If a record contains a picture, drop the picture and copy everything else exactly.

§ INPUT DATA
※

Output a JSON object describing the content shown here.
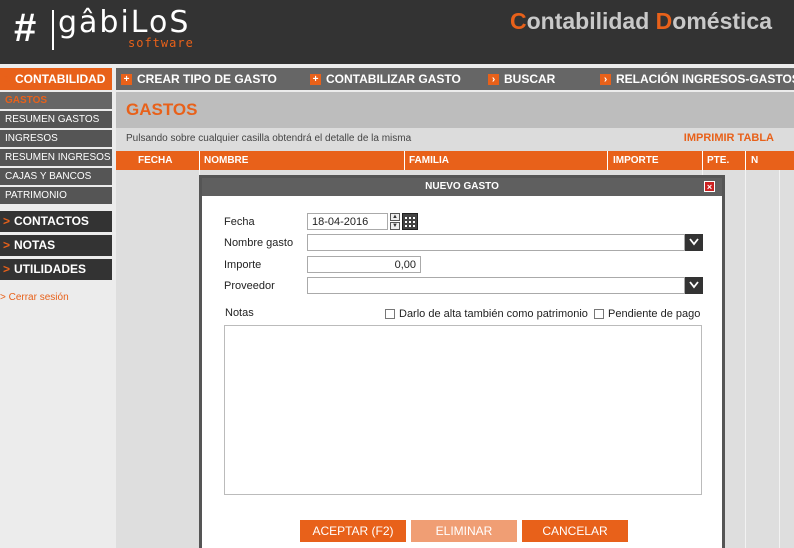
{
  "brand": {
    "hash": "#",
    "name": "gâbiLoS",
    "sub": "software"
  },
  "app_title": {
    "first_initial": "C",
    "first_rest": "ontabilidad ",
    "second_initial": "D",
    "second_rest": "oméstica"
  },
  "colors": {
    "accent": "#e8611a",
    "header_bg": "#333333",
    "nav_bg": "#666666"
  },
  "nav": {
    "active": {
      "chevron": ">",
      "label": "CONTABILIDAD"
    },
    "items": [
      {
        "icon": "plus-icon",
        "glyph": "+",
        "label": "CREAR TIPO DE GASTO"
      },
      {
        "icon": "plus-icon",
        "glyph": "+",
        "label": "CONTABILIZAR GASTO"
      },
      {
        "icon": "arrow-right-icon",
        "glyph": "›",
        "label": "BUSCAR"
      },
      {
        "icon": "arrow-right-icon",
        "glyph": "›",
        "label": "RELACIÓN INGRESOS-GASTOS"
      }
    ]
  },
  "sidebar": {
    "items": [
      {
        "label": "GASTOS",
        "active": true
      },
      {
        "label": "RESUMEN GASTOS"
      },
      {
        "label": "INGRESOS"
      },
      {
        "label": "RESUMEN INGRESOS"
      },
      {
        "label": "CAJAS Y BANCOS"
      },
      {
        "label": "PATRIMONIO"
      }
    ],
    "sections": [
      {
        "chevron": ">",
        "label": "CONTACTOS"
      },
      {
        "chevron": ">",
        "label": "NOTAS"
      },
      {
        "chevron": ">",
        "label": "UTILIDADES"
      }
    ],
    "logout": "> Cerrar sesión"
  },
  "main": {
    "title": "GASTOS",
    "info": "Pulsando sobre cualquier casilla obtendrá el detalle de la misma",
    "print": "IMPRIMIR TABLA",
    "columns": [
      "FECHA",
      "NOMBRE",
      "FAMILIA",
      "IMPORTE",
      "PTE.",
      "N"
    ]
  },
  "modal": {
    "title": "NUEVO GASTO",
    "close_glyph": "×",
    "fecha_label": "Fecha",
    "fecha_value": "18-04-2016",
    "nombre_label": "Nombre gasto",
    "nombre_value": "",
    "importe_label": "Importe",
    "importe_value": "0,00",
    "proveedor_label": "Proveedor",
    "proveedor_value": "",
    "notas_label": "Notas",
    "notas_value": "",
    "check_patrimonio": "Darlo de alta también como patrimonio",
    "check_pendiente": "Pendiente de pago",
    "btn_accept": "ACEPTAR (F2)",
    "btn_delete": "ELIMINAR",
    "btn_cancel": "CANCELAR"
  }
}
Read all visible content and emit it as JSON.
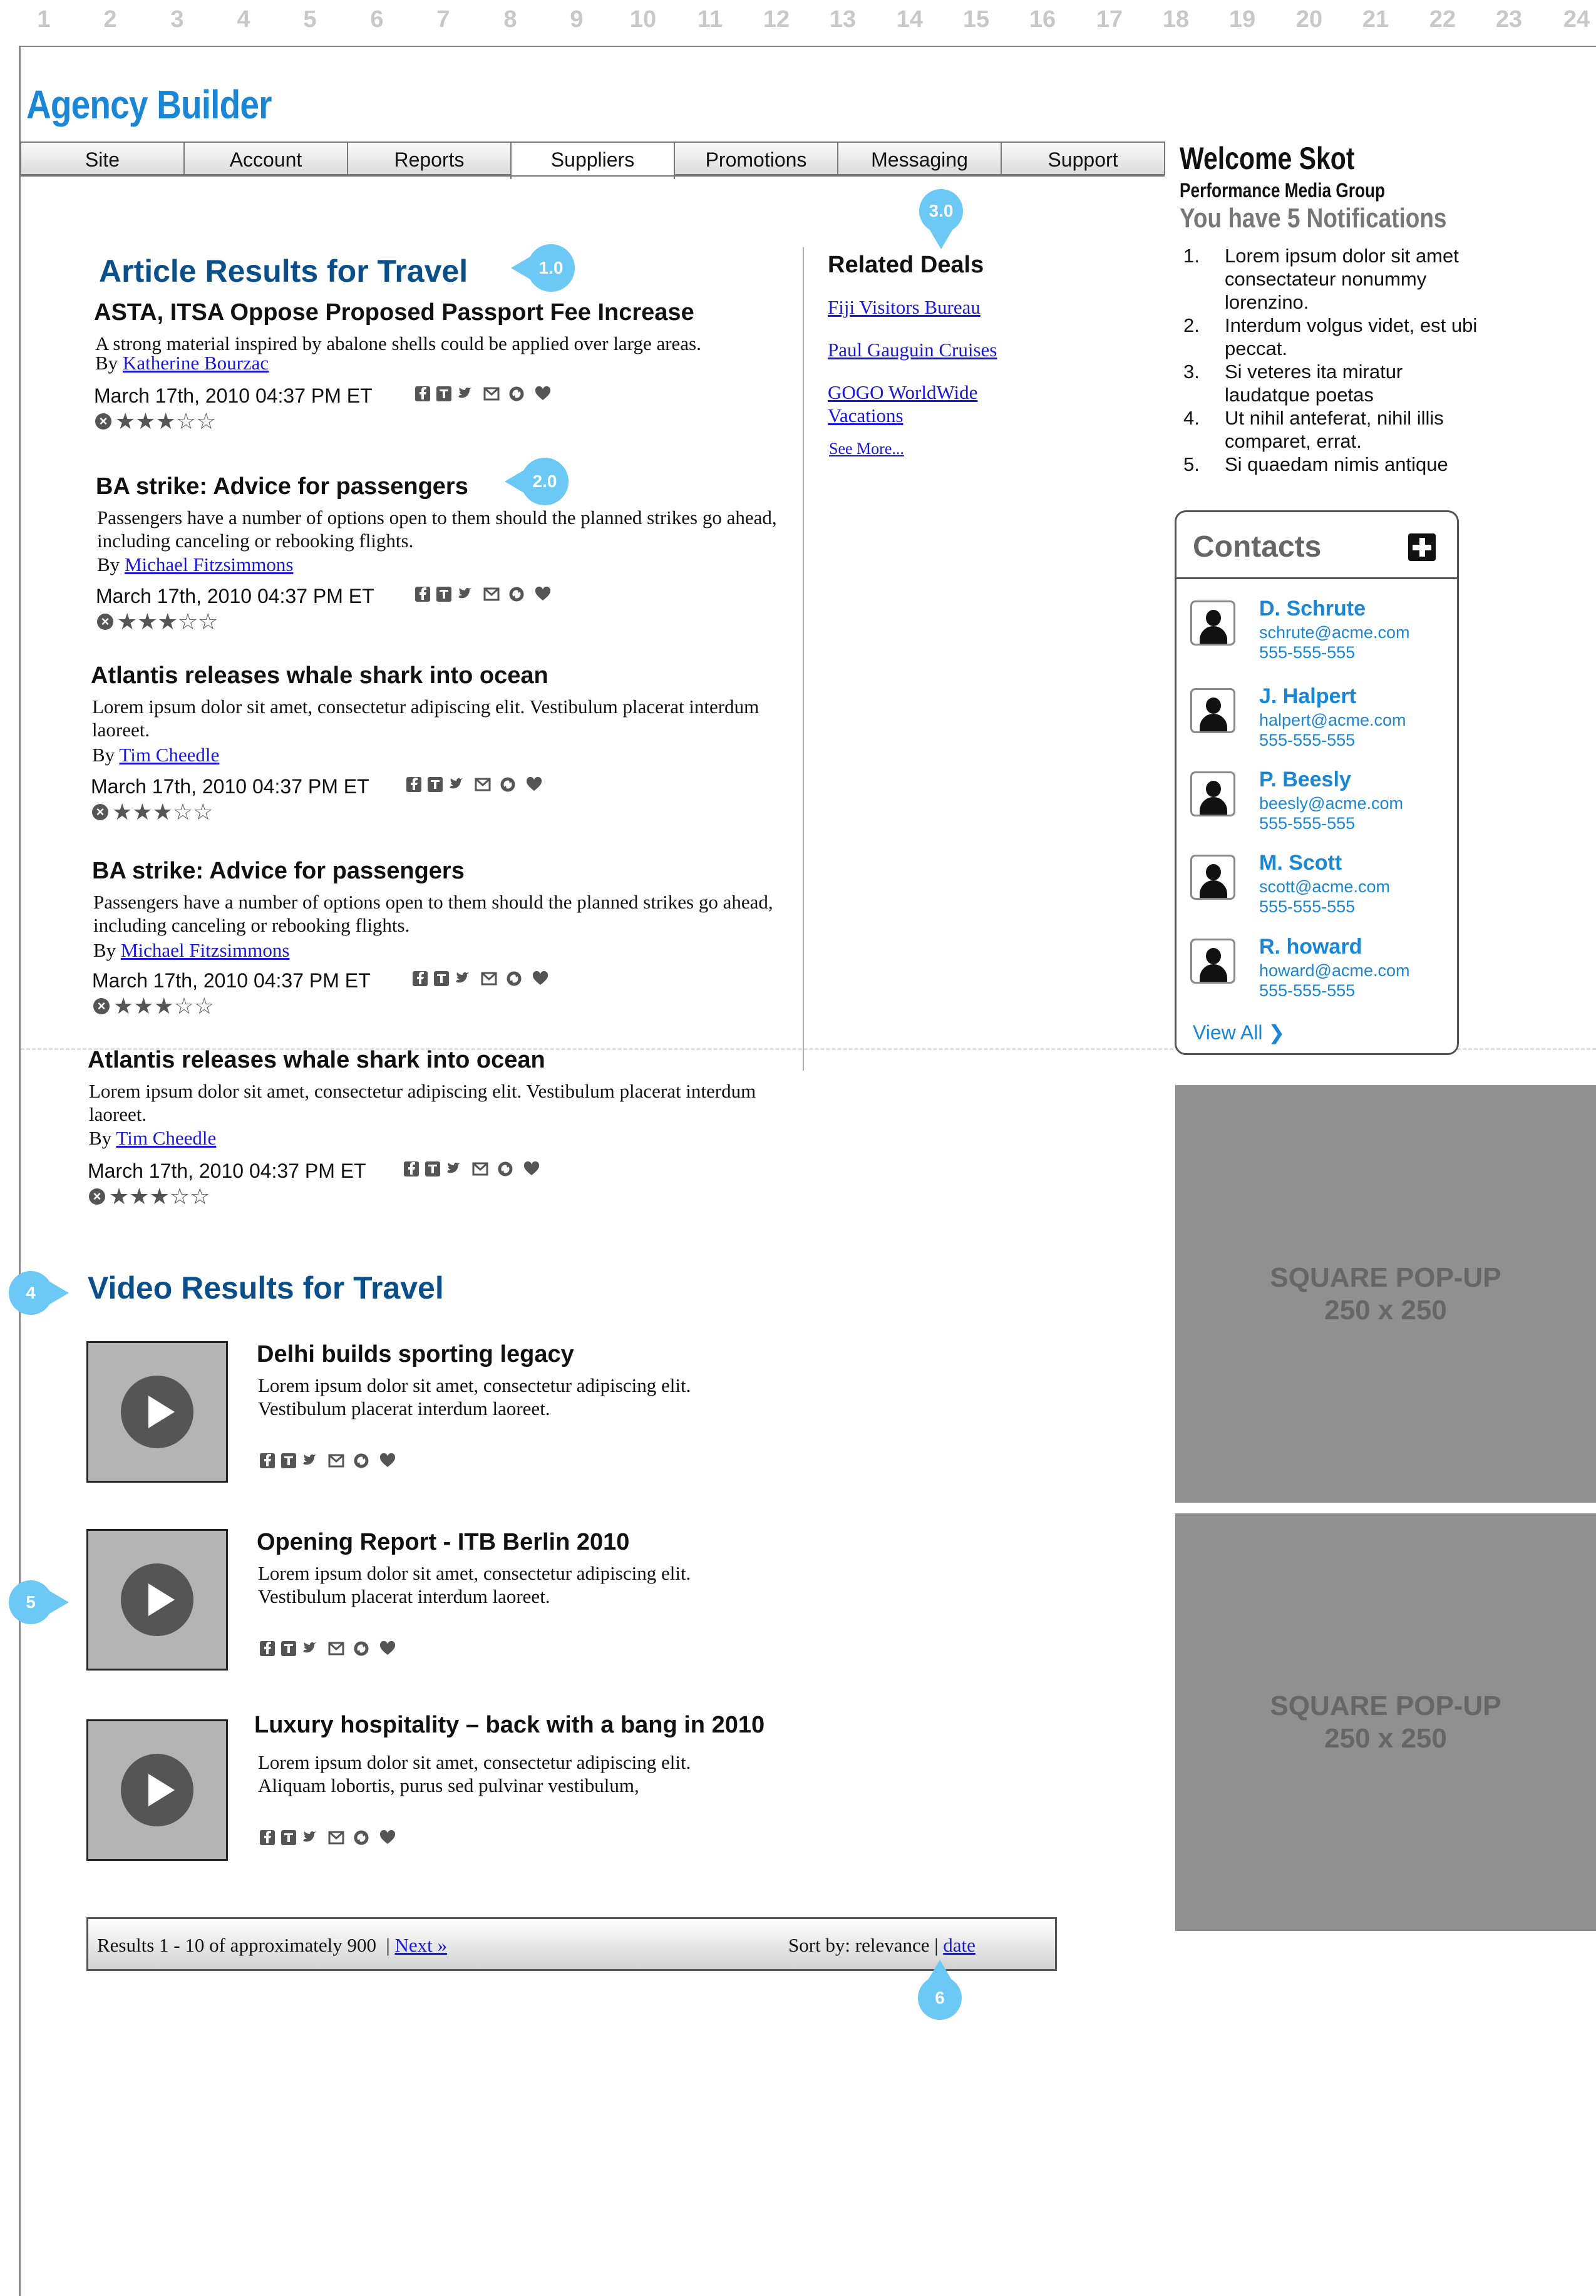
{
  "grid": {
    "columns": [
      "1",
      "2",
      "3",
      "4",
      "5",
      "6",
      "7",
      "8",
      "9",
      "10",
      "11",
      "12",
      "13",
      "14",
      "15",
      "16",
      "17",
      "18",
      "19",
      "20",
      "21",
      "22",
      "23",
      "24"
    ]
  },
  "app": {
    "title": "Agency Builder",
    "accent": "#1a86d6"
  },
  "nav": {
    "tabs": [
      {
        "label": "Site",
        "active": false
      },
      {
        "label": "Account",
        "active": false
      },
      {
        "label": "Reports",
        "active": false
      },
      {
        "label": "Suppliers",
        "active": true
      },
      {
        "label": "Promotions",
        "active": false
      },
      {
        "label": "Messaging",
        "active": false
      },
      {
        "label": "Support",
        "active": false
      }
    ]
  },
  "welcome": {
    "title": "Welcome Skot",
    "org": "Performance Media Group",
    "notifications_heading": "You have 5 Notifications",
    "notifications": [
      {
        "num": "1.",
        "text": "Lorem ipsum dolor sit amet consectateur nonummy lorenzino."
      },
      {
        "num": "2.",
        "text": "Interdum volgus videt, est ubi peccat."
      },
      {
        "num": "3.",
        "text": "Si veteres ita miratur laudatque poetas"
      },
      {
        "num": "4.",
        "text": "Ut nihil anteferat, nihil illis comparet, errat."
      },
      {
        "num": "5.",
        "text": "Si quaedam nimis antique"
      }
    ]
  },
  "contacts": {
    "title": "Contacts",
    "view_all": "View All ❯",
    "items": [
      {
        "name": "D. Schrute",
        "email": "schrute@acme.com",
        "phone": "555-555-555"
      },
      {
        "name": "J. Halpert",
        "email": "halpert@acme.com",
        "phone": "555-555-555"
      },
      {
        "name": "P. Beesly",
        "email": "beesly@acme.com",
        "phone": "555-555-555"
      },
      {
        "name": "M. Scott",
        "email": "scott@acme.com",
        "phone": "555-555-555"
      },
      {
        "name": "R. howard",
        "email": "howard@acme.com",
        "phone": "555-555-555"
      }
    ]
  },
  "ads": [
    {
      "line1": "SQUARE POP-UP",
      "line2": "250 x 250"
    },
    {
      "line1": "SQUARE POP-UP",
      "line2": "250 x 250"
    }
  ],
  "articles": {
    "title": "Article Results for Travel",
    "items": [
      {
        "title": "ASTA, ITSA Oppose Proposed Passport Fee Increase",
        "desc": "A strong material inspired by abalone shells could be applied over large areas.",
        "by": "By",
        "author": "Katherine Bourzac",
        "date": "March 17th, 2010 04:37 PM ET",
        "rating": 3
      },
      {
        "title": "BA strike: Advice for passengers",
        "desc": "Passengers have a number of options open to them should the planned strikes go ahead, including canceling or rebooking flights.",
        "by": "By",
        "author": "Michael Fitzsimmons",
        "date": "March 17th, 2010 04:37 PM ET",
        "rating": 3
      },
      {
        "title": "Atlantis releases whale shark into ocean",
        "desc": "Lorem ipsum dolor sit amet, consectetur adipiscing elit. Vestibulum placerat interdum laoreet.",
        "by": "By",
        "author": "Tim Cheedle",
        "date": "March 17th, 2010 04:37 PM ET",
        "rating": 3
      },
      {
        "title": "BA strike: Advice for passengers",
        "desc": "Passengers have a number of options open to them should the planned strikes go ahead, including canceling or rebooking flights.",
        "by": "By",
        "author": "Michael Fitzsimmons",
        "date": "March 17th, 2010 04:37 PM ET",
        "rating": 3
      },
      {
        "title": "Atlantis releases whale shark into ocean",
        "desc": "Lorem ipsum dolor sit amet, consectetur adipiscing elit. Vestibulum placerat interdum laoreet.",
        "by": "By",
        "author": "Tim Cheedle",
        "date": "March 17th, 2010 04:37 PM ET",
        "rating": 3
      }
    ]
  },
  "related": {
    "title": "Related Deals",
    "links": [
      "Fiji Visitors Bureau",
      "Paul Gauguin Cruises",
      "GOGO WorldWide Vacations"
    ],
    "see_more": "See More..."
  },
  "videos": {
    "title": "Video Results for Travel",
    "items": [
      {
        "title": "Delhi builds sporting legacy",
        "desc": "Lorem ipsum dolor sit amet, consectetur adipiscing elit. Vestibulum placerat interdum laoreet."
      },
      {
        "title": "Opening Report - ITB Berlin 2010",
        "desc": "Lorem ipsum dolor sit amet, consectetur adipiscing elit. Vestibulum placerat interdum laoreet."
      },
      {
        "title": "Luxury hospitality – back with a bang in 2010",
        "desc": "Lorem ipsum dolor sit amet, consectetur adipiscing elit. Aliquam lobortis, purus sed pulvinar vestibulum,"
      }
    ]
  },
  "results": {
    "summary": "Results 1 - 10 of approximately 900",
    "next": "Next »",
    "sort_label": "Sort by: relevance",
    "sort_date": "date"
  },
  "annotations": [
    "1.0",
    "2.0",
    "3.0",
    "4",
    "5",
    "6"
  ],
  "share_icons": [
    "facebook-icon",
    "technorati-icon",
    "twitter-icon",
    "email-icon",
    "share-icon",
    "favorite-icon"
  ]
}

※

§ RESPONSE TO THE TASK
Output a JSON object describing the content shown here.
{
  "brand": {
    "hash": "#",
    "name": "gâbiLoS",
    "sub": "software"
  },
  "app_title": {
    "first_initial": "C",
    "first_rest": "ontabilidad ",
    "second_initial": "D",
    "second_rest": "oméstica"
  },
  "colors": {
    "accent": "#e8611a",
    "header_bg": "#333333",
    "nav_bg": "#666666"
  },
  "nav": {
    "active": {
      "chevron": ">",
      "label": "CONTABILIDAD"
    },
    "items": [
      {
        "icon": "plus-icon",
        "glyph": "+",
        "label": "CREAR TIPO DE GASTO"
      },
      {
        "icon": "plus-icon",
        "glyph": "+",
        "label": "CONTABILIZAR GASTO"
      },
      {
        "icon": "arrow-right-icon",
        "glyph": "›",
        "label": "BUSCAR"
      },
      {
        "icon": "arrow-right-icon",
        "glyph": "›",
        "label": "RELACIÓN INGRESOS-GASTOS"
      }
    ]
  },
  "sidebar": {
    "items": [
      {
        "label": "GASTOS",
        "active": true
      },
      {
        "label": "RESUMEN GASTOS"
      },
      {
        "label": "INGRESOS"
      },
      {
        "label": "RESUMEN INGRESOS"
      },
      {
        "label": "CAJAS Y BANCOS"
      },
      {
        "label": "PATRIMONIO"
      }
    ],
    "sections": [
      {
        "chevron": ">",
        "label": "CONTACTOS"
      },
      {
        "chevron": ">",
        "label": "NOTAS"
      },
      {
        "chevron": ">",
        "label": "UTILIDADES"
      }
    ],
    "logout": "> Cerrar sesión"
  },
  "main": {
    "title": "GASTOS",
    "info": "Pulsando sobre cualquier casilla obtendrá el detalle de la misma",
    "print": "IMPRIMIR TABLA",
    "columns": [
      "FECHA",
      "NOMBRE",
      "FAMILIA",
      "IMPORTE",
      "PTE.",
      "N"
    ]
  },
  "modal": {
    "title": "NUEVO GASTO",
    "close_glyph": "×",
    "fecha_label": "Fecha",
    "fecha_value": "18-04-2016",
    "nombre_label": "Nombre gasto",
    "nombre_value": "",
    "importe_label": "Importe",
    "importe_value": "0,00",
    "proveedor_label": "Proveedor",
    "proveedor_value": "",
    "notas_label": "Notas",
    "notas_value": "",
    "check_patrimonio": "Darlo de alta también como patrimonio",
    "check_pendiente": "Pendiente de pago",
    "btn_accept": "ACEPTAR (F2)",
    "btn_delete": "ELIMINAR",
    "btn_cancel": "CANCELAR"
  }
}
Read all visible content and emit it as JSON.
{
  "grid": {
    "columns": [
      "1",
      "2",
      "3",
      "4",
      "5",
      "6",
      "7",
      "8",
      "9",
      "10",
      "11",
      "12",
      "13",
      "14",
      "15",
      "16",
      "17",
      "18",
      "19",
      "20",
      "21",
      "22",
      "23",
      "24"
    ]
  },
  "app": {
    "title": "Agency Builder",
    "accent": "#1a86d6"
  },
  "nav": {
    "tabs": [
      {
        "label": "Site",
        "active": false
      },
      {
        "label": "Account",
        "active": false
      },
      {
        "label": "Reports",
        "active": false
      },
      {
        "label": "Suppliers",
        "active": true
      },
      {
        "label": "Promotions",
        "active": false
      },
      {
        "label": "Messaging",
        "active": false
      },
      {
        "label": "Support",
        "active": false
      }
    ]
  },
  "welcome": {
    "title": "Welcome Skot",
    "org": "Performance Media Group",
    "notifications_heading": "You have 5 Notifications",
    "notifications": [
      {
        "num": "1.",
        "text": "Lorem ipsum dolor sit amet consectateur nonummy lorenzino."
      },
      {
        "num": "2.",
        "text": "Interdum volgus videt, est ubi peccat."
      },
      {
        "num": "3.",
        "text": "Si veteres ita miratur laudatque poetas"
      },
      {
        "num": "4.",
        "text": "Ut nihil anteferat, nihil illis comparet, errat."
      },
      {
        "num": "5.",
        "text": "Si quaedam nimis antique"
      }
    ]
  },
  "contacts": {
    "title": "Contacts",
    "view_all": "View All ❯",
    "items": [
      {
        "name": "D. Schrute",
        "email": "schrute@acme.com",
        "phone": "555-555-555"
      },
      {
        "name": "J. Halpert",
        "email": "halpert@acme.com",
        "phone": "555-555-555"
      },
      {
        "name": "P. Beesly",
        "email": "beesly@acme.com",
        "phone": "555-555-555"
      },
      {
        "name": "M. Scott",
        "email": "scott@acme.com",
        "phone": "555-555-555"
      },
      {
        "name": "R. howard",
        "email": "howard@acme.com",
        "phone": "555-555-555"
      }
    ]
  },
  "ads": [
    {
      "line1": "SQUARE POP-UP",
      "line2": "250 x 250"
    },
    {
      "line1": "SQUARE POP-UP",
      "line2": "250 x 250"
    }
  ],
  "articles": {
    "title": "Article Results for Travel",
    "items": [
      {
        "title": "ASTA, ITSA Oppose Proposed Passport Fee Increase",
        "desc": "A strong material inspired by abalone shells could be applied over large areas.",
        "by": "By",
        "author": "Katherine Bourzac",
        "date": "March 17th, 2010 04:37 PM ET",
        "rating": 3
      },
      {
        "title": "BA strike: Advice for passengers",
        "desc": "Passengers have a number of options open to them should the planned strikes go ahead, including canceling or rebooking flights.",
        "by": "By",
        "author": "Michael Fitzsimmons",
        "date": "March 17th, 2010 04:37 PM ET",
        "rating": 3
      },
      {
        "title": "Atlantis releases whale shark into ocean",
        "desc": "Lorem ipsum dolor sit amet, consectetur adipiscing elit. Vestibulum placerat interdum laoreet.",
        "by": "By",
        "author": "Tim Cheedle",
        "date": "March 17th, 2010 04:37 PM ET",
        "rating": 3
      },
      {
        "title": "BA strike: Advice for passengers",
        "desc": "Passengers have a number of options open to them should the planned strikes go ahead, including canceling or rebooking flights.",
        "by": "By",
        "author": "Michael Fitzsimmons",
        "date": "March 17th, 2010 04:37 PM ET",
        "rating": 3
      },
      {
        "title": "Atlantis releases whale shark into ocean",
        "desc": "Lorem ipsum dolor sit amet, consectetur adipiscing elit. Vestibulum placerat interdum laoreet.",
        "by": "By",
        "author": "Tim Cheedle",
        "date": "March 17th, 2010 04:37 PM ET",
        "rating": 3
      }
    ]
  },
  "related": {
    "title": "Related Deals",
    "links": [
      "Fiji Visitors Bureau",
      "Paul Gauguin Cruises",
      "GOGO WorldWide Vacations"
    ],
    "see_more": "See More..."
  },
  "videos": {
    "title": "Video Results for Travel",
    "items": [
      {
        "title": "Delhi builds sporting legacy",
        "desc": "Lorem ipsum dolor sit amet, consectetur adipiscing elit. Vestibulum placerat interdum laoreet."
      },
      {
        "title": "Opening Report - ITB Berlin 2010",
        "desc": "Lorem ipsum dolor sit amet, consectetur adipiscing elit. Vestibulum placerat interdum laoreet."
      },
      {
        "title": "Luxury hospitality – back with a bang in 2010",
        "desc": "Lorem ipsum dolor sit amet, consectetur adipiscing elit. Aliquam lobortis, purus sed pulvinar vestibulum,"
      }
    ]
  },
  "results": {
    "summary": "Results 1 - 10 of approximately 900",
    "next": "Next »",
    "sort_label": "Sort by: relevance",
    "sort_date": "date"
  },
  "annotations": [
    "1.0",
    "2.0",
    "3.0",
    "4",
    "5",
    "6"
  ],
  "share_icons": [
    "facebook-icon",
    "technorati-icon",
    "twitter-icon",
    "email-icon",
    "share-icon",
    "favorite-icon"
  ]
}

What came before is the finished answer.